[Records drawn from a dataset]
-=-=-=-=-
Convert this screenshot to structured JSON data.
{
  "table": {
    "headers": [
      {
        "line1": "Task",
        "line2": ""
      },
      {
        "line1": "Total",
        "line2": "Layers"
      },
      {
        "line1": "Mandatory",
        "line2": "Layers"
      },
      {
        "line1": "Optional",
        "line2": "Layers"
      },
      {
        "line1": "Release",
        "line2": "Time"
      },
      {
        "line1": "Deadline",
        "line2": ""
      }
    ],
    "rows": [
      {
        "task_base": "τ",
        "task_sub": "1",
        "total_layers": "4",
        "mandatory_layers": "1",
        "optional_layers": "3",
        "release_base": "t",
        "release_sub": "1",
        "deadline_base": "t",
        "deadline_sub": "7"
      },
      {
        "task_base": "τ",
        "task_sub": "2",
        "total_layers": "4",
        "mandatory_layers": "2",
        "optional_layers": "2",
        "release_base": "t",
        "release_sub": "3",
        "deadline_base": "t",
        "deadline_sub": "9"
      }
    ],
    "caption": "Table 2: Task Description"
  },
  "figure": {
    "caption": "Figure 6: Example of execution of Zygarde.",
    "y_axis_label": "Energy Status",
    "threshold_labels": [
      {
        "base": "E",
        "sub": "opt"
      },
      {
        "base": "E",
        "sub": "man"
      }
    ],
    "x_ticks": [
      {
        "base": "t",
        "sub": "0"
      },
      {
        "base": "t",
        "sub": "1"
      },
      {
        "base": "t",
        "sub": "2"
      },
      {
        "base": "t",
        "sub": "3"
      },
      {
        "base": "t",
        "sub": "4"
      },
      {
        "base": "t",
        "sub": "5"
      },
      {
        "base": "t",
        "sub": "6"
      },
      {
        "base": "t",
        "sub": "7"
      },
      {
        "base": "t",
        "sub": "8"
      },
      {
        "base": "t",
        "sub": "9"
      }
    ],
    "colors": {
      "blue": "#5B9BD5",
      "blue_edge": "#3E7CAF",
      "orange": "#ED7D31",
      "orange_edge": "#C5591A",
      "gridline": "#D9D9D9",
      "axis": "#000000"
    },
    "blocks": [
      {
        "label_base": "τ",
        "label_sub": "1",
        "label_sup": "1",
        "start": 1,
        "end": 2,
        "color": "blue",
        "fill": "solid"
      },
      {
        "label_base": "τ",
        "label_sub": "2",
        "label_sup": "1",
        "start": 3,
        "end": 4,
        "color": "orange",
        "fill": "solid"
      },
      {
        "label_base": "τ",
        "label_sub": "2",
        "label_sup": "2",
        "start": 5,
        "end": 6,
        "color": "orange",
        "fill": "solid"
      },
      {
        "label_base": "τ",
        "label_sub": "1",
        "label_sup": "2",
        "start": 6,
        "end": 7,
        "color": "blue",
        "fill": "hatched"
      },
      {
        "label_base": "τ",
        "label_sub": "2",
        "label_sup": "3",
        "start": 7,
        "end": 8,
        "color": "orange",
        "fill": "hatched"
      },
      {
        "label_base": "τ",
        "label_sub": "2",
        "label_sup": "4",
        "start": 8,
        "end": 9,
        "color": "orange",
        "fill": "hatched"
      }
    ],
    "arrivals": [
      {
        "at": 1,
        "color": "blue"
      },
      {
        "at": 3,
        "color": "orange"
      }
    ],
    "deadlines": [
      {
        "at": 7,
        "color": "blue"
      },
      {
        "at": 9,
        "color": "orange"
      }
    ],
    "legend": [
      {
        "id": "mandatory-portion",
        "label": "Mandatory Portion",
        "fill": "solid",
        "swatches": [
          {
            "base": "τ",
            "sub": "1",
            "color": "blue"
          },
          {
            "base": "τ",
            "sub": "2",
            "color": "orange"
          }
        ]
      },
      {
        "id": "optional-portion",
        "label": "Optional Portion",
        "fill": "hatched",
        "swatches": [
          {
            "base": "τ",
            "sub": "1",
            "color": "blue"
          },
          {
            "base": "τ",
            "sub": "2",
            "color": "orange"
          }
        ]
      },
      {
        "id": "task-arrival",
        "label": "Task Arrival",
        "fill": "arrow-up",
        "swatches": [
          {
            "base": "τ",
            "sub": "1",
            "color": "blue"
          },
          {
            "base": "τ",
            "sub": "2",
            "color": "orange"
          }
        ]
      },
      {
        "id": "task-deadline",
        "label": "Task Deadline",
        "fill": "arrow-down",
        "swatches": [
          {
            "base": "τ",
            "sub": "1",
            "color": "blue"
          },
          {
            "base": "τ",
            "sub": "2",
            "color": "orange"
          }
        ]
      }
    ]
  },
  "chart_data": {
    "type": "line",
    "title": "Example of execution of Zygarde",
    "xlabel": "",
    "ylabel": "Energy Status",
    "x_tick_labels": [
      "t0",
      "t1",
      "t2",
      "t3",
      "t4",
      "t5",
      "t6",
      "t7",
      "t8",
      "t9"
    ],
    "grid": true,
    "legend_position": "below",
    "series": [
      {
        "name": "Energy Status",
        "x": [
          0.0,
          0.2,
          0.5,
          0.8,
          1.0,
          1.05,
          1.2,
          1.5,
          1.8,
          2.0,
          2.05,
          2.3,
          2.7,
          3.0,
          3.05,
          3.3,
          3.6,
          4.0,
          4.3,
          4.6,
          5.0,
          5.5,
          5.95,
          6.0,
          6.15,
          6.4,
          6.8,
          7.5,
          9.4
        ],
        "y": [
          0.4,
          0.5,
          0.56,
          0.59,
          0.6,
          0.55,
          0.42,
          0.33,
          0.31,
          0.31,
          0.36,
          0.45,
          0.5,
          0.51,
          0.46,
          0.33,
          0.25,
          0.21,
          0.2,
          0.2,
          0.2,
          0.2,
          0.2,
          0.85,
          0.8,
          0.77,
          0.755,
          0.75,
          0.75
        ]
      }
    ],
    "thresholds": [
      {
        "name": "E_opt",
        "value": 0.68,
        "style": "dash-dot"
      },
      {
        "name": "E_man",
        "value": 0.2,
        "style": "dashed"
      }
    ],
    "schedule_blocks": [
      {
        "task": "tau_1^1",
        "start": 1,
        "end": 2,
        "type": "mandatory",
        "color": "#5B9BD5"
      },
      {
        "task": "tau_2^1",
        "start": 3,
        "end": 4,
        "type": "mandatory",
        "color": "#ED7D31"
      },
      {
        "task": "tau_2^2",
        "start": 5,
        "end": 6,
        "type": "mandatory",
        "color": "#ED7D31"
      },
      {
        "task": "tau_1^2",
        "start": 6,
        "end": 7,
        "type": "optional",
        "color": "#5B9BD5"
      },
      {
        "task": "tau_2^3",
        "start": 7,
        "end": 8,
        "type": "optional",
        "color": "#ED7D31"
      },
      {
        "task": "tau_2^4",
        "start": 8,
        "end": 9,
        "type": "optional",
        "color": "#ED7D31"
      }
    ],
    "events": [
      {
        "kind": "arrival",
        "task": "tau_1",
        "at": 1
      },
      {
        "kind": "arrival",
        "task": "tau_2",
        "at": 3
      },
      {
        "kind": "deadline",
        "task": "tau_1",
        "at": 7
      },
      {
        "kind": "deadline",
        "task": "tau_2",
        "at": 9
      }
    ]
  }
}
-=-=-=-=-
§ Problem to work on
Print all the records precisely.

§ Answer to the exercise
Convert this screenshot to structured JSON data.
{
  "table": {
    "headers": [
      {
        "line1": "Task",
        "line2": ""
      },
      {
        "line1": "Total",
        "line2": "Layers"
      },
      {
        "line1": "Mandatory",
        "line2": "Layers"
      },
      {
        "line1": "Optional",
        "line2": "Layers"
      },
      {
        "line1": "Release",
        "line2": "Time"
      },
      {
        "line1": "Deadline",
        "line2": ""
      }
    ],
    "rows": [
      {
        "task_base": "τ",
        "task_sub": "1",
        "total_layers": "4",
        "mandatory_layers": "1",
        "optional_layers": "3",
        "release_base": "t",
        "release_sub": "1",
        "deadline_base": "t",
        "deadline_sub": "7"
      },
      {
        "task_base": "τ",
        "task_sub": "2",
        "total_layers": "4",
        "mandatory_layers": "2",
        "optional_layers": "2",
        "release_base": "t",
        "release_sub": "3",
        "deadline_base": "t",
        "deadline_sub": "9"
      }
    ],
    "caption": "Table 2: Task Description"
  },
  "figure": {
    "caption": "Figure 6: Example of execution of Zygarde.",
    "y_axis_label": "Energy Status",
    "threshold_labels": [
      {
        "base": "E",
        "sub": "opt"
      },
      {
        "base": "E",
        "sub": "man"
      }
    ],
    "x_ticks": [
      {
        "base": "t",
        "sub": "0"
      },
      {
        "base": "t",
        "sub": "1"
      },
      {
        "base": "t",
        "sub": "2"
      },
      {
        "base": "t",
        "sub": "3"
      },
      {
        "base": "t",
        "sub": "4"
      },
      {
        "base": "t",
        "sub": "5"
      },
      {
        "base": "t",
        "sub": "6"
      },
      {
        "base": "t",
        "sub": "7"
      },
      {
        "base": "t",
        "sub": "8"
      },
      {
        "base": "t",
        "sub": "9"
      }
    ],
    "colors": {
      "blue": "#5B9BD5",
      "blue_edge": "#3E7CAF",
      "orange": "#ED7D31",
      "orange_edge": "#C5591A",
      "gridline": "#D9D9D9",
      "axis": "#000000"
    },
    "blocks": [
      {
        "label_base": "τ",
        "label_sub": "1",
        "label_sup": "1",
        "start": 1,
        "end": 2,
        "color": "blue",
        "fill": "solid"
      },
      {
        "label_base": "τ",
        "label_sub": "2",
        "label_sup": "1",
        "start": 3,
        "end": 4,
        "color": "orange",
        "fill": "solid"
      },
      {
        "label_base": "τ",
        "label_sub": "2",
        "label_sup": "2",
        "start": 5,
        "end": 6,
        "color": "orange",
        "fill": "solid"
      },
      {
        "label_base": "τ",
        "label_sub": "1",
        "label_sup": "2",
        "start": 6,
        "end": 7,
        "color": "blue",
        "fill": "hatched"
      },
      {
        "label_base": "τ",
        "label_sub": "2",
        "label_sup": "3",
        "start": 7,
        "end": 8,
        "color": "orange",
        "fill": "hatched"
      },
      {
        "label_base": "τ",
        "label_sub": "2",
        "label_sup": "4",
        "start": 8,
        "end": 9,
        "color": "orange",
        "fill": "hatched"
      }
    ],
    "arrivals": [
      {
        "at": 1,
        "color": "blue"
      },
      {
        "at": 3,
        "color": "orange"
      }
    ],
    "deadlines": [
      {
        "at": 7,
        "color": "blue"
      },
      {
        "at": 9,
        "color": "orange"
      }
    ],
    "legend": [
      {
        "id": "mandatory-portion",
        "label": "Mandatory Portion",
        "fill": "solid",
        "swatches": [
          {
            "base": "τ",
            "sub": "1",
            "color": "blue"
          },
          {
            "base": "τ",
            "sub": "2",
            "color": "orange"
          }
        ]
      },
      {
        "id": "optional-portion",
        "label": "Optional Portion",
        "fill": "hatched",
        "swatches": [
          {
            "base": "τ",
            "sub": "1",
            "color": "blue"
          },
          {
            "base": "τ",
            "sub": "2",
            "color": "orange"
          }
        ]
      },
      {
        "id": "task-arrival",
        "label": "Task Arrival",
        "fill": "arrow-up",
        "swatches": [
          {
            "base": "τ",
            "sub": "1",
            "color": "blue"
          },
          {
            "base": "τ",
            "sub": "2",
            "color": "orange"
          }
        ]
      },
      {
        "id": "task-deadline",
        "label": "Task Deadline",
        "fill": "arrow-down",
        "swatches": [
          {
            "base": "τ",
            "sub": "1",
            "color": "blue"
          },
          {
            "base": "τ",
            "sub": "2",
            "color": "orange"
          }
        ]
      }
    ]
  },
  "chart_data": {
    "type": "line",
    "title": "Example of execution of Zygarde",
    "xlabel": "",
    "ylabel": "Energy Status",
    "x_tick_labels": [
      "t0",
      "t1",
      "t2",
      "t3",
      "t4",
      "t5",
      "t6",
      "t7",
      "t8",
      "t9"
    ],
    "grid": true,
    "legend_position": "below",
    "series": [
      {
        "name": "Energy Status",
        "x": [
          0.0,
          0.2,
          0.5,
          0.8,
          1.0,
          1.05,
          1.2,
          1.5,
          1.8,
          2.0,
          2.05,
          2.3,
          2.7,
          3.0,
          3.05,
          3.3,
          3.6,
          4.0,
          4.3,
          4.6,
          5.0,
          5.5,
          5.95,
          6.0,
          6.15,
          6.4,
          6.8,
          7.5,
          9.4
        ],
        "y": [
          0.4,
          0.5,
          0.56,
          0.59,
          0.6,
          0.55,
          0.42,
          0.33,
          0.31,
          0.31,
          0.36,
          0.45,
          0.5,
          0.51,
          0.46,
          0.33,
          0.25,
          0.21,
          0.2,
          0.2,
          0.2,
          0.2,
          0.2,
          0.85,
          0.8,
          0.77,
          0.755,
          0.75,
          0.75
        ]
      }
    ],
    "thresholds": [
      {
        "name": "E_opt",
        "value": 0.68,
        "style": "dash-dot"
      },
      {
        "name": "E_man",
        "value": 0.2,
        "style": "dashed"
      }
    ],
    "schedule_blocks": [
      {
        "task": "tau_1^1",
        "start": 1,
        "end": 2,
        "type": "mandatory",
        "color": "#5B9BD5"
      },
      {
        "task": "tau_2^1",
        "start": 3,
        "end": 4,
        "type": "mandatory",
        "color": "#ED7D31"
      },
      {
        "task": "tau_2^2",
        "start": 5,
        "end": 6,
        "type": "mandatory",
        "color": "#ED7D31"
      },
      {
        "task": "tau_1^2",
        "start": 6,
        "end": 7,
        "type": "optional",
        "color": "#5B9BD5"
      },
      {
        "task": "tau_2^3",
        "start": 7,
        "end": 8,
        "type": "optional",
        "color": "#ED7D31"
      },
      {
        "task": "tau_2^4",
        "start": 8,
        "end": 9,
        "type": "optional",
        "color": "#ED7D31"
      }
    ],
    "events": [
      {
        "kind": "arrival",
        "task": "tau_1",
        "at": 1
      },
      {
        "kind": "arrival",
        "task": "tau_2",
        "at": 3
      },
      {
        "kind": "deadline",
        "task": "tau_1",
        "at": 7
      },
      {
        "kind": "deadline",
        "task": "tau_2",
        "at": 9
      }
    ]
  }
}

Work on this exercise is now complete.